When I wake up in the morning, one of the first things I want is a cup of coffee. At home, this usually isn’t a problem because my kitchen contains several different coffee-making options to satisfy my cravings. When I travel, getting coffee isn’t always so easy. Most hotel rooms still have small travel size coffee makers as a convenience for groggy travelers who don’t want to get fully dressed and head out in search of a cup of coffee moments after they wake up. The more expensive hotels tend not to have this convenience, forcing you to traipse down to the lobby, call room service or head out to a coffee shop to pick up a cup.

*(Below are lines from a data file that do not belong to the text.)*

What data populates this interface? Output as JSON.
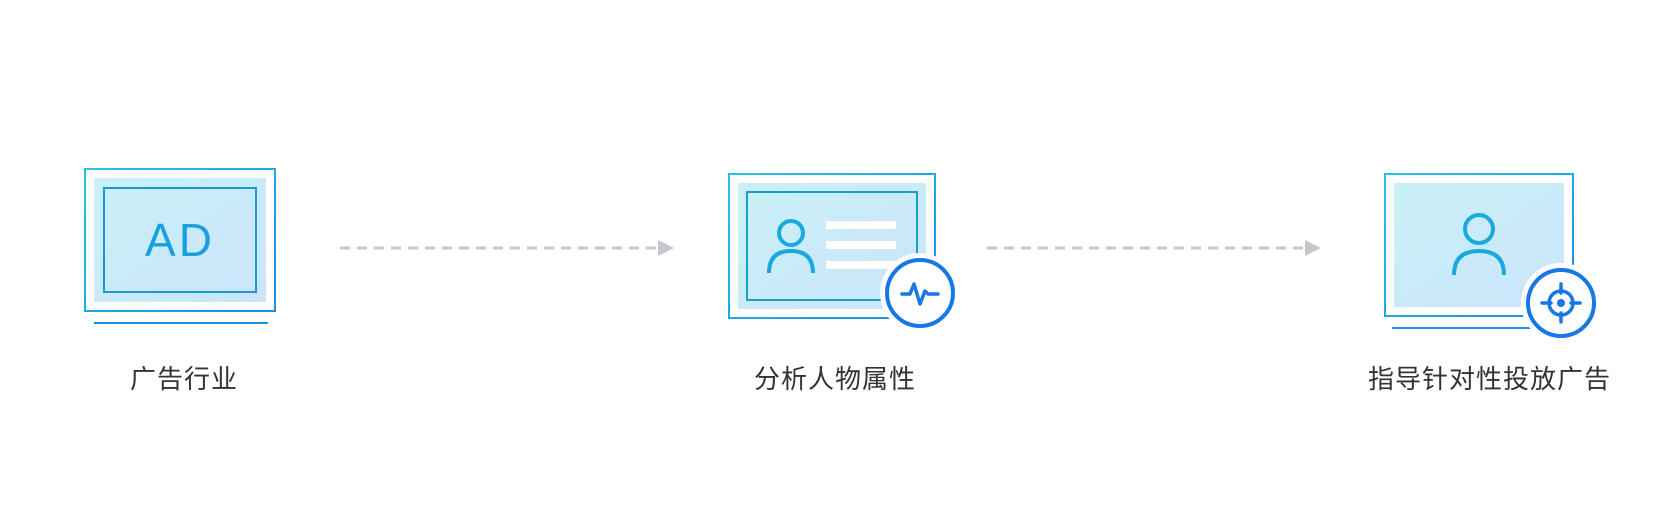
{
  "steps": [
    {
      "label": "广告行业",
      "icon": "ad-monitor-icon",
      "icon_text": "AD"
    },
    {
      "label": "分析人物属性",
      "icon": "profile-card-with-pulse-icon"
    },
    {
      "label": "指导针对性投放广告",
      "icon": "user-monitor-with-target-icon"
    }
  ],
  "connectors": [
    {
      "style": "dashed-arrow",
      "from": 0,
      "to": 1
    },
    {
      "style": "dashed-arrow",
      "from": 1,
      "to": 2
    }
  ],
  "colors": {
    "frame_light": "#27c3e3",
    "frame_dark": "#1a8fe0",
    "fill_start": "#c9f1f6",
    "fill_end": "#cce4fb",
    "accent_blue": "#1677e5",
    "arrow_gray": "#c4c7cc",
    "label_text": "#333333"
  }
}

At Forbes, the question of if we should give up in-room hotel coffee is raised. They say yes for a number of reasons, the biggest of which is that in-room hotel coffee isn’t usually very good. Does this mean that we should encourage hotels to dump the in-room coffee? Continue reading »
Starbucks recently lost a lawsuit over a dark roast coffee line, known as Charbucks, sold by a small New Hampshire coffee roaster. The Charbucks line of products essentially parody some of Starbucks more popular blends and are described (rather sarcastically) as containing “strong ‘dark’ notes that West Coast coffee drinkers like.” The East coast market has been traditional dominated by very light and medium roast coffees, a fact that is supported by the popularity of “blond” and other light roast brews out there, and the popularity of Starbucks makes it a frequent choice for just about any coffee-related jokes.

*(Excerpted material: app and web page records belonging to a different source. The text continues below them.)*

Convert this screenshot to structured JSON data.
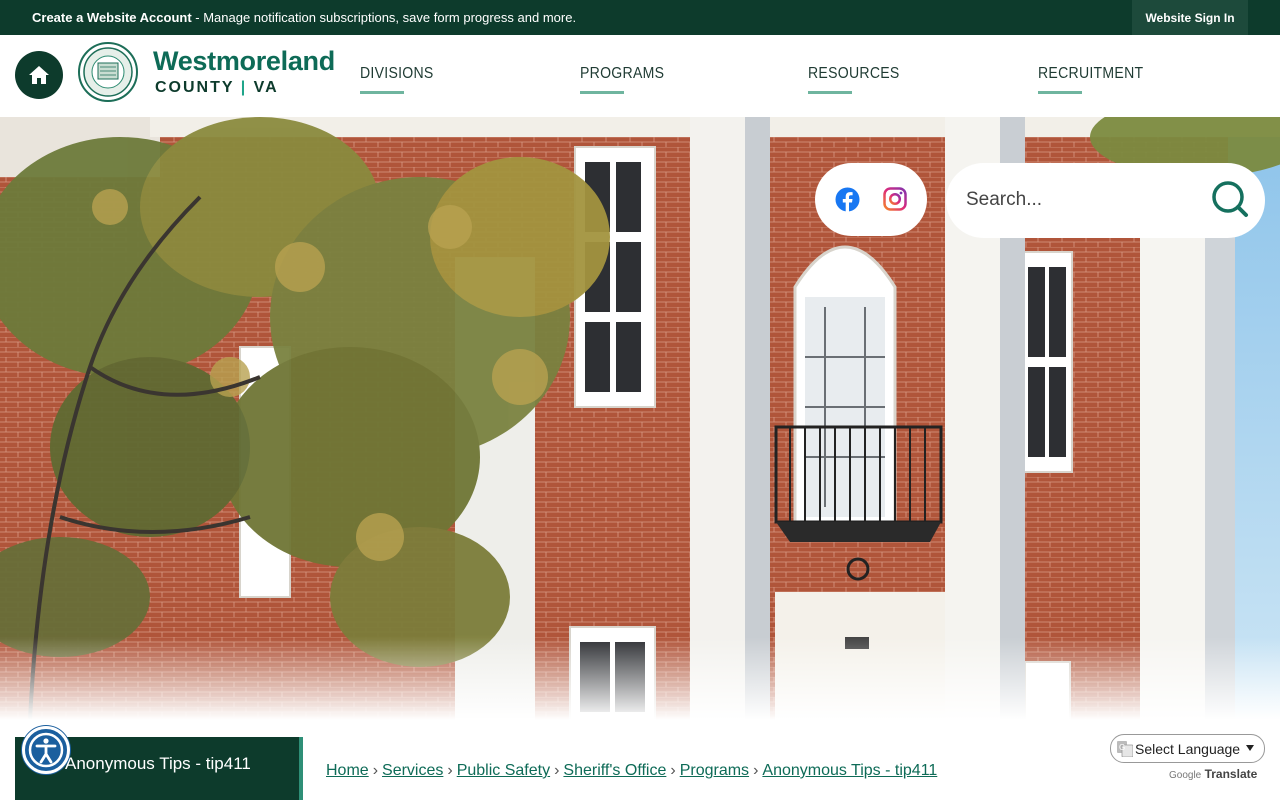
{
  "topbar": {
    "create_account": "Create a Website Account",
    "message": " - Manage notification subscriptions, save form progress and more.",
    "sign_in": "Website Sign In"
  },
  "header": {
    "brand_name": "Westmoreland",
    "brand_county": "COUNTY",
    "brand_divider": "|",
    "brand_state": "VA",
    "nav": [
      {
        "label": "DIVISIONS"
      },
      {
        "label": "PROGRAMS"
      },
      {
        "label": "RESOURCES"
      },
      {
        "label": "RECRUITMENT"
      }
    ]
  },
  "social": {
    "facebook_icon": "facebook-icon",
    "instagram_icon": "instagram-icon"
  },
  "search": {
    "placeholder": "Search..."
  },
  "page": {
    "side_title": "Anonymous Tips - tip411"
  },
  "breadcrumb": [
    {
      "label": "Home"
    },
    {
      "label": "Services"
    },
    {
      "label": "Public Safety"
    },
    {
      "label": "Sheriff's Office"
    },
    {
      "label": "Programs"
    },
    {
      "label": "Anonymous Tips - tip411"
    }
  ],
  "translate": {
    "select_label": "Select Language",
    "powered_by": "Google",
    "translate_label": "Translate"
  },
  "colors": {
    "primary_dark": "#0d3b2c",
    "accent": "#0e6b57",
    "nav_underline": "#6fb59f"
  }
}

The courts said that Charbucks products – and Charbucks is not the name of the roaster, just of some of their coffees – would not be confused with actual Starbucks products. A phone survey that was used as evidence in the case found that “the number one association of the name ‘Charbucks’ in the minds of consumers is with the brand ‘Starbucks’” and that 39.5 percent of participants thought of “Starbucks” or “coffee” when they heard the word “Charbucks.” But the survey also found that less than 5% of people surveyed would expect to find a Charbucks product in a Starbucks location – a fact that the court used to support its ruling that consumers would most likely not confuse Charbucks packaged coffee with any product sold at a Starbucks store.
I used steamed milk in most of my recipes because it gives the drink a great texture and because I have an espresso machine that makes steaming milk easy. Steamed milk has a slightly velvety texture to it because it is aerated, which milk that has simply been heated up doesn’t have. If you don’t have an espresso machine to work with at home, you can’t easily steam milk to make your own lattes or cappuccinos – but, fortunately, there are some easy ways to mimic the look and feel of machine-steamed milk and make your homemade coffee drinks that much better.

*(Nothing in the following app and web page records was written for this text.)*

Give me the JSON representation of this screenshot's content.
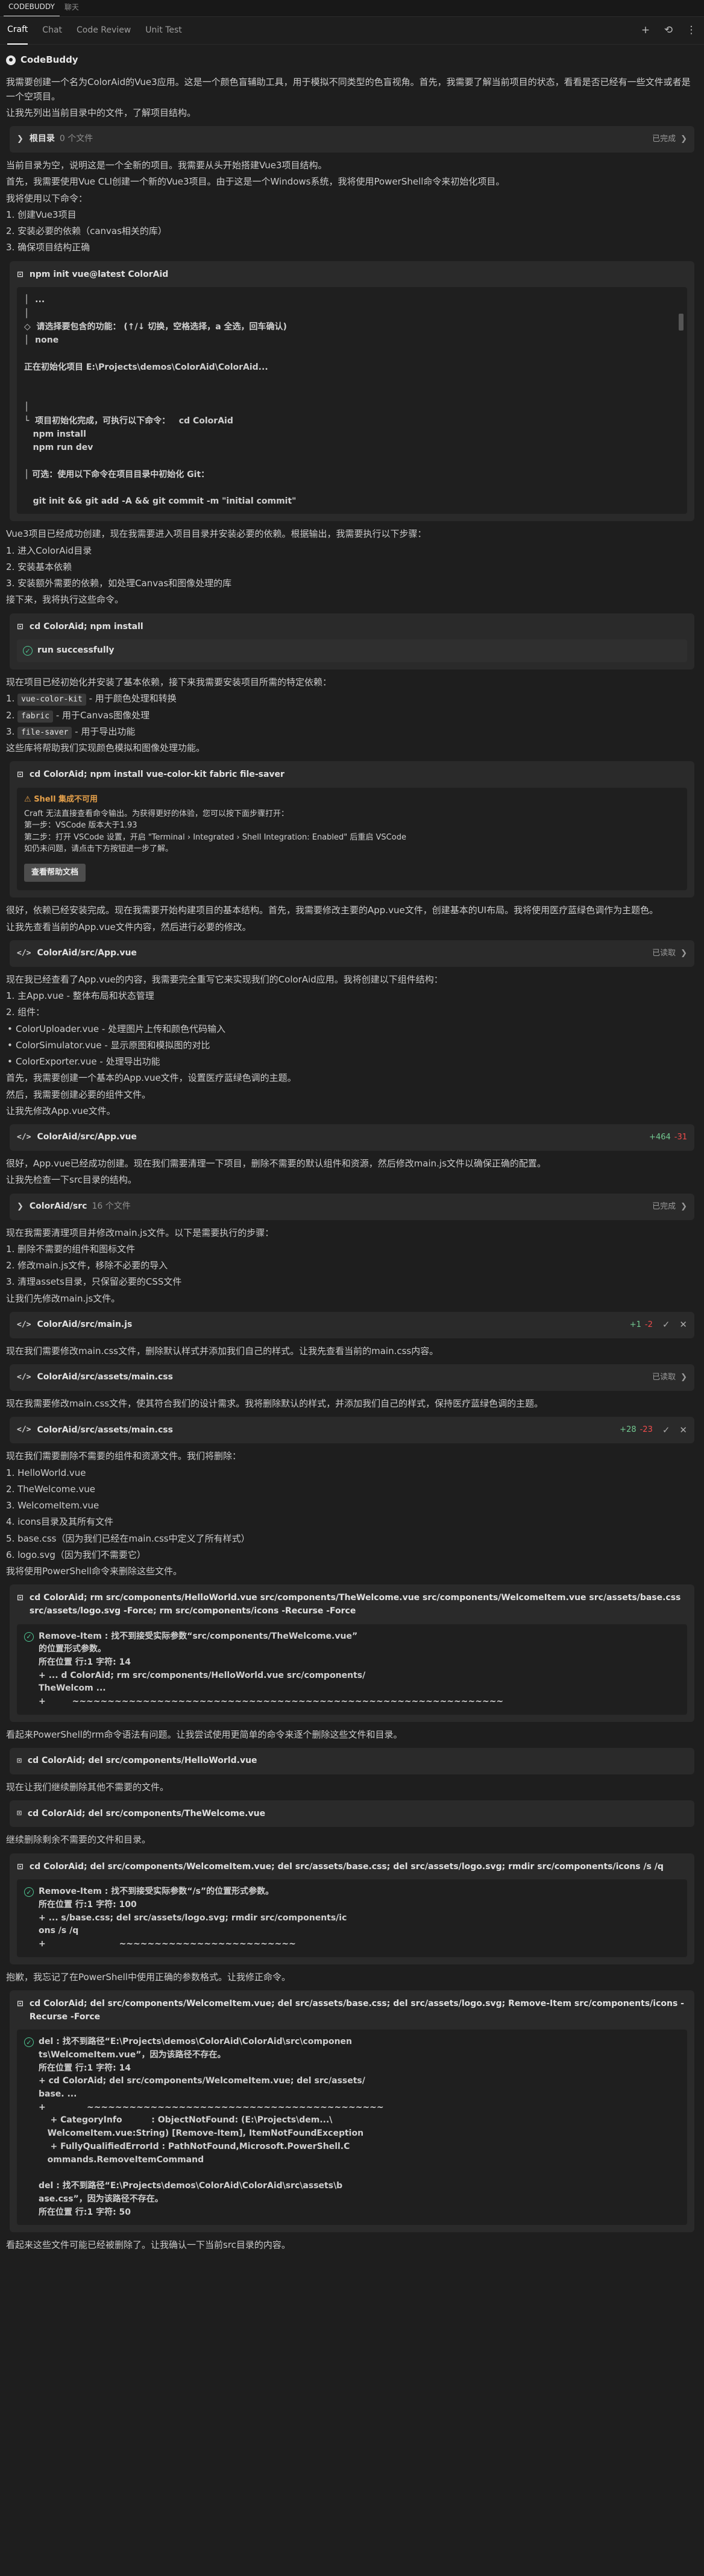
{
  "topbar": {
    "tabs": [
      "CODEBUDDY",
      "聊天"
    ]
  },
  "nav": {
    "tabs": [
      "Craft",
      "Chat",
      "Code Review",
      "Unit Test"
    ]
  },
  "header": {
    "name": "CodeBuddy"
  },
  "b1": {
    "text": "我需要创建一个名为ColorAid的Vue3应用。这是一个颜色盲辅助工具，用于模拟不同类型的色盲视角。首先，我需要了解当前项目的状态，看看是否已经有一些文件或者是一个空项目。"
  },
  "b2": {
    "text": "让我先列出当前目录中的文件，了解项目结构。"
  },
  "c1": {
    "title": "根目录",
    "meta": "0 个文件",
    "status": "已完成"
  },
  "b3": {
    "lines": [
      "当前目录为空，说明这是一个全新的项目。我需要从头开始搭建Vue3项目结构。",
      "首先，我需要使用Vue CLI创建一个新的Vue3项目。由于这是一个Windows系统，我将使用PowerShell命令来初始化项目。",
      "我将使用以下命令：",
      "1. 创建Vue3项目",
      "2. 安装必要的依赖（canvas相关的库）",
      "3. 确保项目结构正确"
    ]
  },
  "c2": {
    "cmd": "npm init vue@latest ColorAid",
    "lines": [
      "│  ...",
      "│  ",
      "◇  请选择要包含的功能： (↑/↓ 切换，空格选择，a 全选，回车确认)",
      "│  none",
      "",
      "正在初始化项目 E:\\Projects\\demos\\ColorAid\\ColorAid...",
      "",
      "",
      "",
      "│",
      "└  项目初始化完成，可执行以下命令：   cd ColorAid",
      "   npm install",
      "   npm run dev",
      "",
      "│ 可选：使用以下命令在项目目录中初始化 Git：",
      "",
      "   git init && git add -A && git commit -m \"initial commit\""
    ]
  },
  "b4": {
    "lines": [
      "Vue3项目已经成功创建，现在我需要进入项目目录并安装必要的依赖。根据输出，我需要执行以下步骤：",
      "1. 进入ColorAid目录",
      "2. 安装基本依赖",
      "3. 安装额外需要的依赖，如处理Canvas和图像处理的库",
      "接下来，我将执行这些命令。"
    ]
  },
  "c3": {
    "cmd": "cd ColorAid; npm install",
    "result": "run successfully"
  },
  "b5": {
    "intro": "现在项目已经初始化并安装了基本依赖，接下来我需要安装项目所需的特定依赖：",
    "items": [
      {
        "n": "1.",
        "code": "vue-color-kit",
        "desc": " - 用于颜色处理和转换"
      },
      {
        "n": "2.",
        "code": "fabric",
        "desc": " - 用于Canvas图像处理"
      },
      {
        "n": "3.",
        "code": "file-saver",
        "desc": " - 用于导出功能"
      }
    ],
    "outro": "这些库将帮助我们实现颜色模拟和图像处理功能。"
  },
  "c4": {
    "cmd": "cd ColorAid; npm install vue-color-kit fabric file-saver",
    "warn_title": "Shell 集成不可用",
    "warn_lines": [
      "Craft 无法直接查看命令输出。为获得更好的体验，您可以按下面步骤打开：",
      "第一步：VSCode 版本大于1.93",
      "第二步：打开 VSCode 设置，开启 \"Terminal › Integrated › Shell Integration: Enabled\" 后重启 VSCode",
      "如仍未问题，请点击下方按钮进一步了解。"
    ],
    "button": "查看帮助文档"
  },
  "b6": {
    "lines": [
      "很好，依赖已经安装完成。现在我需要开始构建项目的基本结构。首先，我需要修改主要的App.vue文件，创建基本的UI布局。我将使用医疗蓝绿色调作为主题色。",
      "让我先查看当前的App.vue文件内容，然后进行必要的修改。"
    ]
  },
  "c5": {
    "path": "ColorAid/src/App.vue",
    "status": "已读取"
  },
  "b7": {
    "intro": [
      "现在我已经查看了App.vue的内容，我需要完全重写它来实现我们的ColorAid应用。我将创建以下组件结构：",
      "1. 主App.vue - 整体布局和状态管理",
      "2. 组件："
    ],
    "items": [
      "ColorUploader.vue - 处理图片上传和颜色代码输入",
      "ColorSimulator.vue - 显示原图和模拟图的对比",
      "ColorExporter.vue - 处理导出功能"
    ],
    "outro": [
      "首先，我需要创建一个基本的App.vue文件，设置医疗蓝绿色调的主题。",
      "然后，我需要创建必要的组件文件。",
      "让我先修改App.vue文件。"
    ]
  },
  "c6": {
    "path": "ColorAid/src/App.vue",
    "add": "+464",
    "del": "-31"
  },
  "b8": {
    "lines": [
      "很好，App.vue已经成功创建。现在我们需要清理一下项目，删除不需要的默认组件和资源，然后修改main.js文件以确保正确的配置。",
      "让我先检查一下src目录的结构。"
    ]
  },
  "c7": {
    "title": "ColorAid/src",
    "meta": "16 个文件",
    "status": "已完成"
  },
  "b9": {
    "lines": [
      "现在我需要清理项目并修改main.js文件。以下是需要执行的步骤：",
      "1. 删除不需要的组件和图标文件",
      "2. 修改main.js文件，移除不必要的导入",
      "3. 清理assets目录，只保留必要的CSS文件",
      "让我们先修改main.js文件。"
    ]
  },
  "c8": {
    "path": "ColorAid/src/main.js",
    "add": "+1",
    "del": "-2"
  },
  "b10": {
    "text": "现在我们需要修改main.css文件，删除默认样式并添加我们自己的样式。让我先查看当前的main.css内容。"
  },
  "c9": {
    "path": "ColorAid/src/assets/main.css",
    "status": "已读取"
  },
  "b11": {
    "text": "现在我需要修改main.css文件，使其符合我们的设计需求。我将删除默认的样式，并添加我们自己的样式，保持医疗蓝绿色调的主题。"
  },
  "c10": {
    "path": "ColorAid/src/assets/main.css",
    "add": "+28",
    "del": "-23"
  },
  "b12": {
    "lines": [
      "现在我们需要删除不需要的组件和资源文件。我们将删除：",
      "1. HelloWorld.vue",
      "2. TheWelcome.vue",
      "3. WelcomeItem.vue",
      "4. icons目录及其所有文件",
      "5. base.css（因为我们已经在main.css中定义了所有样式）",
      "6. logo.svg（因为我们不需要它）",
      "我将使用PowerShell命令来删除这些文件。"
    ]
  },
  "c11": {
    "cmd": "cd ColorAid; rm src/components/HelloWorld.vue src/components/TheWelcome.vue src/components/WelcomeItem.vue src/assets/base.css src/assets/logo.svg -Force; rm src/components/icons -Recurse -Force",
    "result": [
      "Remove-Item : 找不到接受实际参数“src/components/TheWelcome.vue”",
      "的位置形式参数。",
      "所在位置 行:1 字符: 14",
      "+ ... d ColorAid; rm src/components/HelloWorld.vue src/components/",
      "TheWelcom ...",
      "+         ~~~~~~~~~~~~~~~~~~~~~~~~~~~~~~~~~~~~~~~~~~~~~~~~~~~~~~~~~~~~~"
    ]
  },
  "b13": {
    "text": "看起来PowerShell的rm命令语法有问题。让我尝试使用更简单的命令来逐个删除这些文件和目录。"
  },
  "c12": {
    "cmd": "cd ColorAid; del src/components/HelloWorld.vue"
  },
  "b14": {
    "text": "现在让我们继续删除其他不需要的文件。"
  },
  "c13": {
    "cmd": "cd ColorAid; del src/components/TheWelcome.vue"
  },
  "b15": {
    "text": "继续删除剩余不需要的文件和目录。"
  },
  "c14": {
    "cmd": "cd ColorAid; del src/components/WelcomeItem.vue; del src/assets/base.css; del src/assets/logo.svg; rmdir src/components/icons /s /q",
    "result": [
      "Remove-Item : 找不到接受实际参数“/s”的位置形式参数。",
      "所在位置 行:1 字符: 100",
      "+ ... s/base.css; del src/assets/logo.svg; rmdir src/components/ic",
      "ons /s /q",
      "+                         ~~~~~~~~~~~~~~~~~~~~~~~~~"
    ]
  },
  "b16": {
    "text": "抱歉，我忘记了在PowerShell中使用正确的参数格式。让我修正命令。"
  },
  "c15": {
    "cmd": "cd ColorAid; del src/components/WelcomeItem.vue; del src/assets/base.css; del src/assets/logo.svg; Remove-Item src/components/icons -Recurse -Force",
    "result": [
      "del : 找不到路径“E:\\Projects\\demos\\ColorAid\\ColorAid\\src\\componen",
      "ts\\WelcomeItem.vue”，因为该路径不存在。",
      "所在位置 行:1 字符: 14",
      "+ cd ColorAid; del src/components/WelcomeItem.vue; del src/assets/",
      "base. ...",
      "+              ~~~~~~~~~~~~~~~~~~~~~~~~~~~~~~~~~~~~~~~~~~",
      "    + CategoryInfo          : ObjectNotFound: (E:\\Projects\\dem...\\",
      "   WelcomeItem.vue:String) [Remove-Item], ItemNotFoundException",
      "    + FullyQualifiedErrorId : PathNotFound,Microsoft.PowerShell.C",
      "   ommands.RemoveItemCommand",
      "",
      "del : 找不到路径“E:\\Projects\\demos\\ColorAid\\ColorAid\\src\\assets\\b",
      "ase.css”，因为该路径不存在。",
      "所在位置 行:1 字符: 50"
    ]
  },
  "b17": {
    "text": "看起来这些文件可能已经被删除了。让我确认一下当前src目录的内容。"
  }
}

The easiest way to “steam” milk is to whisk it vigorously with a small whisk that will fit inside your mug. I whisk the milk first – which will make it frothy – then add in my coffee, or whisk the milk in another glass and pour it into my coffee mug. Low fat and whole milks will froth up, though whole milk will sustain the bubbles a bit better. Both will become more foamy when cold, so your iced drinks may get a better “head” of foam on them than the hot drinks. Continue reading »